So, what’s keeping this science fiction from becoming reality? A significant amount of testing has already been done. A number of early-drug candidates have been identified and are at various stages of pre-clinical and clinical trials. Of course, like any drug delivery device, the testing is extensive and requires considerable time and investment. A key outstanding issue remaining is scalability. Most of the microneedle arrays used in testing have been produced at labscale in small quantities out of expensive materials. What is needed is a manufacturing process technology that can ensure consistent and precision replication of large quantities of Microneedles and it must do so at an acceptable economic value proposition.

This is the subject matter that 10x was asked to present at the Microneedle Conference in Cork. At 10x, we have used our microreplication technology to design, master, tool andmanufacture Microneedles in a range of commercially -available polymers that could be used in transdermal drug delivery patches. We have supplied prototype samples to several companies for testing and we stand ready to support their needs to scale up production when needed under our contract manufacturing platform. The 10x process is capable of producing precision Microneedles (see table for tolerances) in large volumes at a low cost – this would be hundreds of millions of Microneedle patches today with potential to scale up as the industry requires. We join many of others in the life sciences community who are anxious to see this promising technology commercialized.

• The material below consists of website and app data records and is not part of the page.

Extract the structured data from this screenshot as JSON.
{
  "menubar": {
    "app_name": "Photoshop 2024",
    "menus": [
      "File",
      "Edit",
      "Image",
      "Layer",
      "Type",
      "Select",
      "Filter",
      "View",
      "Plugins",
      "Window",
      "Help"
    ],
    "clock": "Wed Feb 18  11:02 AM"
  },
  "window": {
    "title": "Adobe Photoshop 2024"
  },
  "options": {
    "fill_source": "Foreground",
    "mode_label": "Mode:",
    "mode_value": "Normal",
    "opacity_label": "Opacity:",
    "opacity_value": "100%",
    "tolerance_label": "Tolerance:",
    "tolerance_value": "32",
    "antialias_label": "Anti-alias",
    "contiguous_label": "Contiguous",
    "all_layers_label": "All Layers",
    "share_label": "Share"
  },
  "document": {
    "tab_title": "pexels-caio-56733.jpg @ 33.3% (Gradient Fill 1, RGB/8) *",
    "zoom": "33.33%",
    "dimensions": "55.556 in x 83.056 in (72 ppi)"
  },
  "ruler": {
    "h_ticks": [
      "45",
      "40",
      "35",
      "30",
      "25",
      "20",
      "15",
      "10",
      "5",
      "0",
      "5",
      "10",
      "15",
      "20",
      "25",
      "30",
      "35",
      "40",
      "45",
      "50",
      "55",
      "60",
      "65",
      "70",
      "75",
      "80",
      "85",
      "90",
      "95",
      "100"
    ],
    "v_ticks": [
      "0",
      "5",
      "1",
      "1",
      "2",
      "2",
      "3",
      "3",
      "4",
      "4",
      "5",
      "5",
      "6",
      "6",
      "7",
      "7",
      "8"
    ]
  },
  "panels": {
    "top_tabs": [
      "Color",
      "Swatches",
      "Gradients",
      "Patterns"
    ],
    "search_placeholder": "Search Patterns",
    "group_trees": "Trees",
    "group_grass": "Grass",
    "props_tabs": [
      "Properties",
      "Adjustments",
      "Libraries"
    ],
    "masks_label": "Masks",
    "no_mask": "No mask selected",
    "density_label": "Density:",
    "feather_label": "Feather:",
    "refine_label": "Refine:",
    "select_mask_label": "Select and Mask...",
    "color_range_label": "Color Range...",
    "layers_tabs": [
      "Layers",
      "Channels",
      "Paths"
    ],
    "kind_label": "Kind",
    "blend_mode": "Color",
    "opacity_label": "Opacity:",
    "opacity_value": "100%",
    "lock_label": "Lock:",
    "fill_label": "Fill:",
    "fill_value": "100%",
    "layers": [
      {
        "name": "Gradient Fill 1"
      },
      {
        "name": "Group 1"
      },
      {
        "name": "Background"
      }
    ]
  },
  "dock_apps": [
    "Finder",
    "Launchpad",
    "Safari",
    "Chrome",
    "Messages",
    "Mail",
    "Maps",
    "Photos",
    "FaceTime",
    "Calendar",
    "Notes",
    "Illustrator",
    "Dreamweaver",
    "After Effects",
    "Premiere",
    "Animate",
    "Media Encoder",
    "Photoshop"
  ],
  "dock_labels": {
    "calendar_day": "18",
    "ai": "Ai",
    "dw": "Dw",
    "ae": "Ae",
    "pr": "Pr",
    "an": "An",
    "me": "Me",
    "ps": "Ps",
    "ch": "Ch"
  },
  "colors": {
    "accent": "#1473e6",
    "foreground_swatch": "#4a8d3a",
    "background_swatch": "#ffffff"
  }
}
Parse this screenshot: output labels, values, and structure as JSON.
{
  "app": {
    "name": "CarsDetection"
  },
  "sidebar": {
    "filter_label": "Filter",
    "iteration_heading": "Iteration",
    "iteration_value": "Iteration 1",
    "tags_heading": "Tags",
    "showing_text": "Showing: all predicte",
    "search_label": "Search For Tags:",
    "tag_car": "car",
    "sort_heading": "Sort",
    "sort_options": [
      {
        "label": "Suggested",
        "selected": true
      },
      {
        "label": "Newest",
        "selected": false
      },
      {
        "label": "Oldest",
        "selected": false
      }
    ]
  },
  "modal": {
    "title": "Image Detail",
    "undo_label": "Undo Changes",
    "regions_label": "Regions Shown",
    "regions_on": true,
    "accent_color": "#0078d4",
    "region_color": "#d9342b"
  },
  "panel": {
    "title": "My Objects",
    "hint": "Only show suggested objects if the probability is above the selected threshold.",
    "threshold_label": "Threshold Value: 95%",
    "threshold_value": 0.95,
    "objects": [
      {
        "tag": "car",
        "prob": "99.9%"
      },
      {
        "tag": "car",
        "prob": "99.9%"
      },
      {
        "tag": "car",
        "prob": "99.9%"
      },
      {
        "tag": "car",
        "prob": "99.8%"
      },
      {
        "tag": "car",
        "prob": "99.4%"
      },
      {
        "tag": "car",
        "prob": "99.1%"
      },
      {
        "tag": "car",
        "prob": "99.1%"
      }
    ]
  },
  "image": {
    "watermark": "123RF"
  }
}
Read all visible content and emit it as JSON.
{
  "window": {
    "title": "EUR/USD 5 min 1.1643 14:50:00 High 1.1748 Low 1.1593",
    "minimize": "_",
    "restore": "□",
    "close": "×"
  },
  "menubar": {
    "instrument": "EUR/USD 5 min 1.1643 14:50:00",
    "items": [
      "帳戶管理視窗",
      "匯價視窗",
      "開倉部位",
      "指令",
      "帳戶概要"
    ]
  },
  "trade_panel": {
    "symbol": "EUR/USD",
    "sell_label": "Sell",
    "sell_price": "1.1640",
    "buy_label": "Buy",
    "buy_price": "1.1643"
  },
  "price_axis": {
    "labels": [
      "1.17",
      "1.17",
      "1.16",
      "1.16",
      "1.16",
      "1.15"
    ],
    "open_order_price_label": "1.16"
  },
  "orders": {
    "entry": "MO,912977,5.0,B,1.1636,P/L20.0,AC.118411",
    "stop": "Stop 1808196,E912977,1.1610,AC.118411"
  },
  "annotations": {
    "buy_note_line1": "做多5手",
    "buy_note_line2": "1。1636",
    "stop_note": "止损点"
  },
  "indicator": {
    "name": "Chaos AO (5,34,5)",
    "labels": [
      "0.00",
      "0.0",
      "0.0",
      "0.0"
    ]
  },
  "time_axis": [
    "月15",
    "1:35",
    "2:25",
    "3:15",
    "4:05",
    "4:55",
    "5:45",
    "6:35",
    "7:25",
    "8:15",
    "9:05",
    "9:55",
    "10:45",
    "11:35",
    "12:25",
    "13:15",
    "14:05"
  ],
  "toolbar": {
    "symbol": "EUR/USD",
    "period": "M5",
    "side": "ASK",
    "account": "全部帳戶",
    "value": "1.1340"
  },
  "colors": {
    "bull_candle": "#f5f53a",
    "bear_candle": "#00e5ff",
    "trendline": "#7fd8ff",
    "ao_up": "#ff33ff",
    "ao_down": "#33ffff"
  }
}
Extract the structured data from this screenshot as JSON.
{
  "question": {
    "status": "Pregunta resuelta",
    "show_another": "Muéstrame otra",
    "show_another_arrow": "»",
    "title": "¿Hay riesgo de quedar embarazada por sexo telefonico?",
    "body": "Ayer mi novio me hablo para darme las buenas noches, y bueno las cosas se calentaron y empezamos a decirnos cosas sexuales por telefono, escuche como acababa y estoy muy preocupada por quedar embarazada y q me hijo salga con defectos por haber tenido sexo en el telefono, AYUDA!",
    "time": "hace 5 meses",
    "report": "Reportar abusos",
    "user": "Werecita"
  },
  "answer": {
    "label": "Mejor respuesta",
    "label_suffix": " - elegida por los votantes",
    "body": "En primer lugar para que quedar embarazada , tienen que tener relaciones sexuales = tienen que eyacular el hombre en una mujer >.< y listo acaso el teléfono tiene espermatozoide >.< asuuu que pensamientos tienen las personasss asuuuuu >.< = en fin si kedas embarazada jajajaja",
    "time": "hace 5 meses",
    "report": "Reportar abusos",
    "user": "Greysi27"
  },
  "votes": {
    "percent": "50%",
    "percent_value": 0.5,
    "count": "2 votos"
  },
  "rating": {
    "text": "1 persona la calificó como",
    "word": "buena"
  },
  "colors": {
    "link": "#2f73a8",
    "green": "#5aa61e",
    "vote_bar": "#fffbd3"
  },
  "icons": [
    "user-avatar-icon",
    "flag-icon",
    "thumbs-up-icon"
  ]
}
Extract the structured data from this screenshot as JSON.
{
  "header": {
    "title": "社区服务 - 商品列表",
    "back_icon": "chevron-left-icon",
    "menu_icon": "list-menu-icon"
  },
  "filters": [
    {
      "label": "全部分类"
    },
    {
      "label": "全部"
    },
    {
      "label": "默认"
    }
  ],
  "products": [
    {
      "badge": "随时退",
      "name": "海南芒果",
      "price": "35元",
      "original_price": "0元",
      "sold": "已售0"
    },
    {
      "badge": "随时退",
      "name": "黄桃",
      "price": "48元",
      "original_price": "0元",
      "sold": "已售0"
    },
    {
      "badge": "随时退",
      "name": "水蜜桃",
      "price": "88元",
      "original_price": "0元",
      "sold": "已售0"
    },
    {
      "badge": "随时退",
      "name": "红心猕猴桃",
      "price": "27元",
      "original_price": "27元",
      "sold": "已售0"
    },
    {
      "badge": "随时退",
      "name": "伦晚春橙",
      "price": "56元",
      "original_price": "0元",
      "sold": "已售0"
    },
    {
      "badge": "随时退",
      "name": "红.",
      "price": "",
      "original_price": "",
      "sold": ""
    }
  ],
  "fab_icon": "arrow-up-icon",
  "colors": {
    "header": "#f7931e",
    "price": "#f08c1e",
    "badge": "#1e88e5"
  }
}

For additional information on 10x Microneedle technology, please contact Laurence Hayward at lhayward@10xtechnology.com or at (312) 508-3174. A copy of the presentation delivered in Cork is also available as are sample Microneedle arrays.